■ Instructions for the task
Each record that comes next should be output exactly; pictures do not belong in the copy.

START Given data

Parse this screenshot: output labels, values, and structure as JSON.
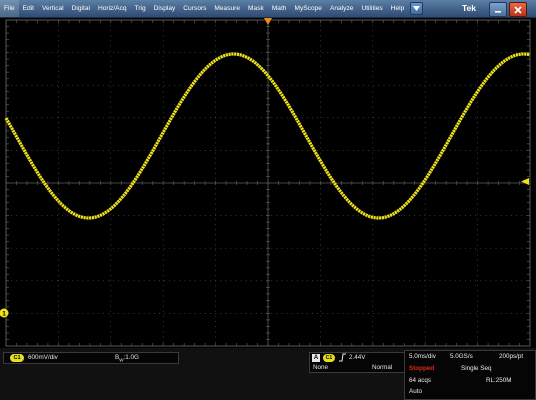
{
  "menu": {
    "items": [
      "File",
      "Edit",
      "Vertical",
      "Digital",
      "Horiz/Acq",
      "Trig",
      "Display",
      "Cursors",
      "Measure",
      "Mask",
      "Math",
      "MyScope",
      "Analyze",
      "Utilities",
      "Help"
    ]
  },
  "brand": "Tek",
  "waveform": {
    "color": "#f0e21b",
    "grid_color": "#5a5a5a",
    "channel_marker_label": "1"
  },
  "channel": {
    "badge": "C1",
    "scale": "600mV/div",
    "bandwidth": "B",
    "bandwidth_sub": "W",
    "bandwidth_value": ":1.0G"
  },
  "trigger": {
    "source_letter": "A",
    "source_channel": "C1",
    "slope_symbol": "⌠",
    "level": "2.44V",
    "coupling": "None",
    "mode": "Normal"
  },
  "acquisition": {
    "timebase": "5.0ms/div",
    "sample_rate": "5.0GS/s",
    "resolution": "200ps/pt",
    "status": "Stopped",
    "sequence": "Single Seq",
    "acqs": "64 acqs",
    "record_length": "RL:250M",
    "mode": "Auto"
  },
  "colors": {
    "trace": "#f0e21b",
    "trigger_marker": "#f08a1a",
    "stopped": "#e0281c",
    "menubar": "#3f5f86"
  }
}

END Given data

■ Answer box
Parse this screenshot: output labels, values, and structure as JSON.
{
  "menu": {
    "items": [
      "File",
      "Edit",
      "Vertical",
      "Digital",
      "Horiz/Acq",
      "Trig",
      "Display",
      "Cursors",
      "Measure",
      "Mask",
      "Math",
      "MyScope",
      "Analyze",
      "Utilities",
      "Help"
    ]
  },
  "brand": "Tek",
  "waveform": {
    "color": "#f0e21b",
    "grid_color": "#5a5a5a",
    "channel_marker_label": "1"
  },
  "channel": {
    "badge": "C1",
    "scale": "600mV/div",
    "bandwidth": "B",
    "bandwidth_sub": "W",
    "bandwidth_value": ":1.0G"
  },
  "trigger": {
    "source_letter": "A",
    "source_channel": "C1",
    "slope_symbol": "⌠",
    "level": "2.44V",
    "coupling": "None",
    "mode": "Normal"
  },
  "acquisition": {
    "timebase": "5.0ms/div",
    "sample_rate": "5.0GS/s",
    "resolution": "200ps/pt",
    "status": "Stopped",
    "sequence": "Single Seq",
    "acqs": "64 acqs",
    "record_length": "RL:250M",
    "mode": "Auto"
  },
  "colors": {
    "trace": "#f0e21b",
    "trigger_marker": "#f08a1a",
    "stopped": "#e0281c",
    "menubar": "#3f5f86"
  }
}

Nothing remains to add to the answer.